Do the Murshidis try to attract new followers or is it mainly a tribal or ethnic identity?
The Murshidiyya is not a tribal or ethnic identity. At least, officially. Theoretically, anyone can become a Murshidi, but practically it seems to be quite difficult in a state where sectarian divisions are very strong and have a political dimension. Moreover, today’s Murshidis do not attempt to attract new followers: they believe that accepting the faith should be an act of free will. That is why they officially reject missionary work.
Have the Murshidis attempted to be officially recognized by the State or any other religious authority, in the same manner that the Alawites did in 1973 via a fatwa declared by the Lebanese Shia cleric Musa Sadr?
I don’t know anything about such attempts. I don’t think they took place.

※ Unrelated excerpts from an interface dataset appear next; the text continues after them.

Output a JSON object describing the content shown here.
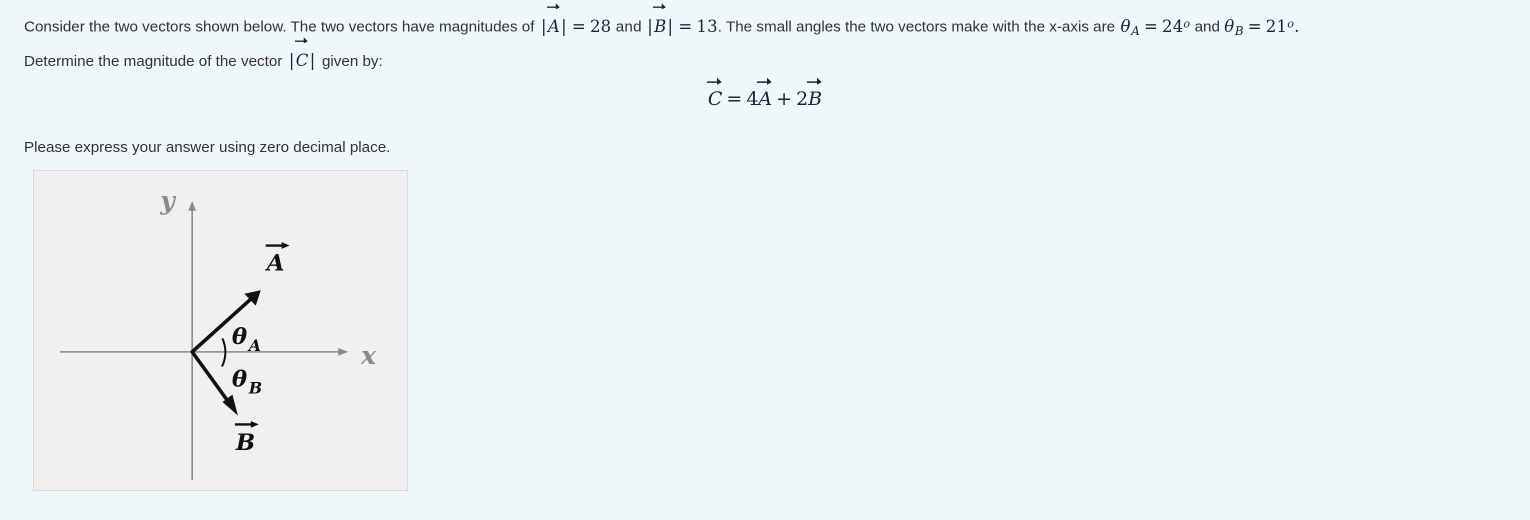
{
  "problem": {
    "line1_part1": "Consider the two vectors shown below. The two vectors have magnitudes of",
    "mag_a_symbol": "A",
    "mag_a_value": "28",
    "line1_and": "and",
    "mag_b_symbol": "B",
    "mag_b_value": "13",
    "line1_part2": ".  The small angles the two vectors make with the x-axis are",
    "theta_a_symbol": "θ",
    "theta_a_sub": "A",
    "theta_a_value": "24",
    "theta_b_symbol": "θ",
    "theta_b_sub": "B",
    "theta_b_value": "21",
    "degree": "o",
    "equals": "=",
    "period": ".",
    "line2_part1": "Determine the magnitude of the vector",
    "mag_c_symbol": "C",
    "line2_part2": "given by:"
  },
  "equation": {
    "lhs": "C",
    "equals": "=",
    "coef_a": "4",
    "vec_a": "A",
    "plus": "+",
    "coef_b": "2",
    "vec_b": "B"
  },
  "instruction": {
    "text": "Please express your answer using zero decimal place."
  },
  "figure": {
    "x_axis_label": "x",
    "y_axis_label": "y",
    "vector_a_label": "A",
    "vector_b_label": "B",
    "theta_a_label": "θ",
    "theta_a_sub": "A",
    "theta_b_label": "θ",
    "theta_b_sub": "B",
    "panel_bg": "#f0f0ef",
    "axis_color": "#8a8a8a",
    "vector_color": "#111111",
    "page_bg": "#f0f7fb"
  }
}
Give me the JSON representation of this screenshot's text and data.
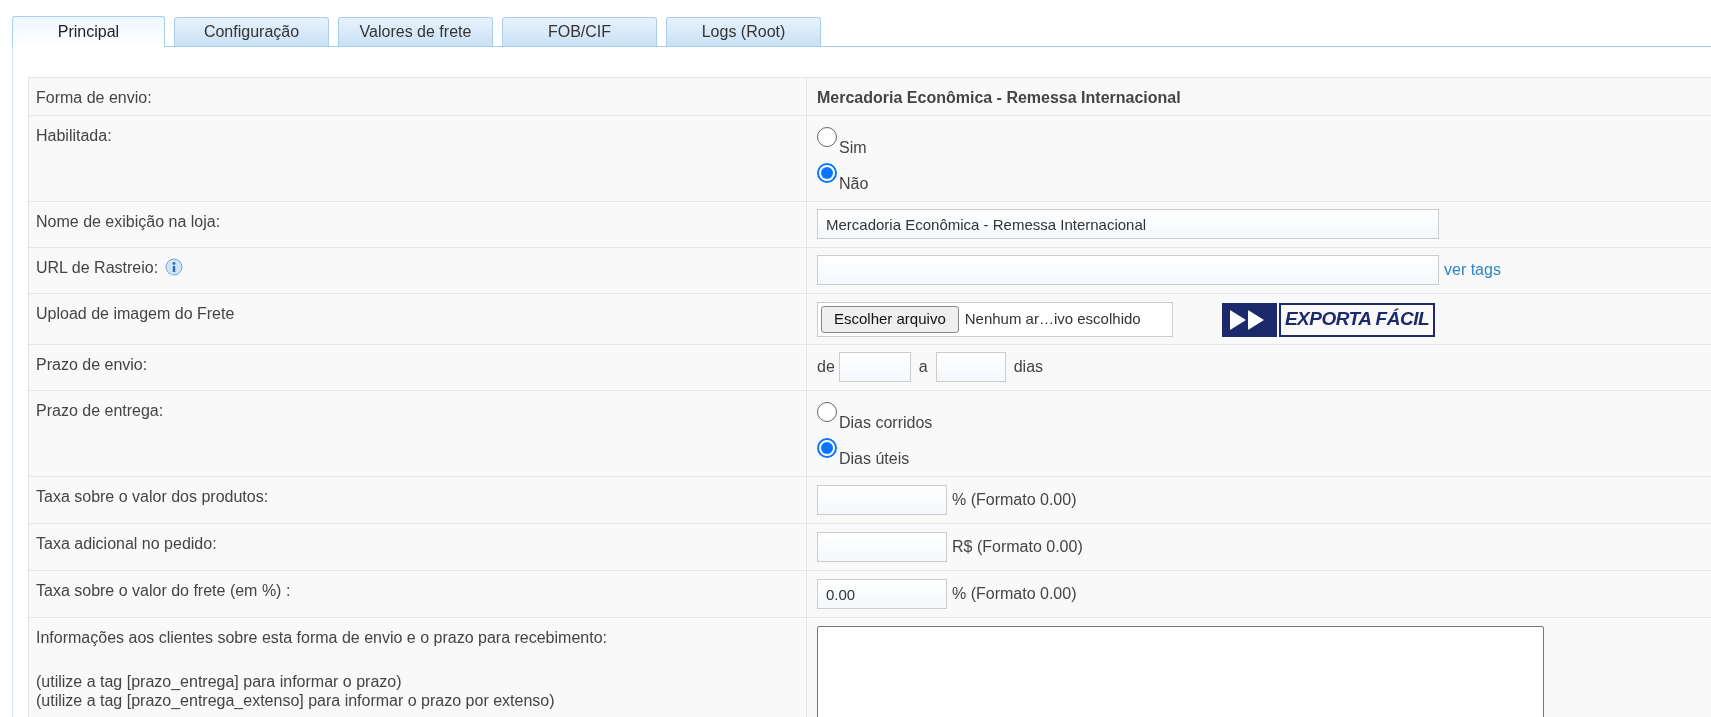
{
  "tabs": [
    {
      "label": "Principal",
      "selected": true
    },
    {
      "label": "Configuração",
      "selected": false
    },
    {
      "label": "Valores de frete",
      "selected": false
    },
    {
      "label": "FOB/CIF",
      "selected": false
    },
    {
      "label": "Logs (Root)",
      "selected": false
    }
  ],
  "rows": [
    {
      "kind": "value",
      "label": "Forma de envio:",
      "value": "Mercadoria Econômica - Remessa Internacional"
    },
    {
      "kind": "radio",
      "label": "Habilitada:",
      "options": [
        {
          "label": "Sim",
          "selected": false
        },
        {
          "label": "Não",
          "selected": true
        }
      ]
    },
    {
      "kind": "text",
      "label": "Nome de exibição na loja:",
      "value": "Mercadoria Econômica - Remessa Internacional"
    },
    {
      "kind": "text",
      "label": "URL de Rastreio:",
      "info": true,
      "link": "ver tags"
    },
    {
      "kind": "file",
      "label": "Upload de imagem do Frete",
      "button": "Escolher arquivo",
      "status": "Nenhum ar…ivo escolhido",
      "logo_text": "EXPORTA FÁCIL"
    },
    {
      "kind": "range",
      "label": "Prazo de envio:",
      "prefix": "de",
      "middle": "a",
      "suffix": "dias"
    },
    {
      "kind": "radio",
      "label": "Prazo de entrega:",
      "options": [
        {
          "label": "Dias corridos",
          "selected": false
        },
        {
          "label": "Dias úteis",
          "selected": true
        }
      ]
    },
    {
      "kind": "number",
      "label": "Taxa sobre o valor dos produtos:",
      "suffix": "% (Formato 0.00)"
    },
    {
      "kind": "number",
      "label": "Taxa adicional no pedido:",
      "suffix": "R$ (Formato 0.00)"
    },
    {
      "kind": "number",
      "label": "Taxa sobre o valor do frete (em %) :",
      "value": "0.00",
      "suffix": "% (Formato 0.00)"
    },
    {
      "kind": "textarea",
      "label": "Informações aos clientes sobre esta forma de envio e o prazo para recebimento:",
      "notes": [
        "(utilize a tag [prazo_entrega] para informar o prazo)",
        "(utilize a tag [prazo_entrega_extenso] para informar o prazo por extenso)"
      ]
    }
  ]
}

How are the Murshidiyya treated by a government whose levers of power are all in the hands of Alawites?
After Hafez al-Assad came to power, the Murshidis were integrated into the state. It would be more correct to say that the community, which had been oppressed before, was instrumentalized by the new government. As a result of close contact with Rifaat al-Assad, Nūr al-Muḍī’ became a major contractor. Community members formed the backbone of “Sarāyā ad-difā’”, the Praetorian Guard of Assad brothers. During the conflict between Hafez and Rifaat, the Murshidis supported Hafez and since then many of them have remained loyal to the clan, which opened for them the opportunity to become а part of Syrian economic and military elite. Of course, this does not mean that absolutely all Murshidis support the current Syrian regime, but the percentage of supporters should be high.
- D. Servuk, “The Murshidis of Syria: A Short Overview of their History and Beliefs”, The Muslim World 103, no. 1 (2013): 93. ↑
The colourised version of the 1944 photograph of Salman Al-Murshid on the homepage was created using the online tool Palette.fm.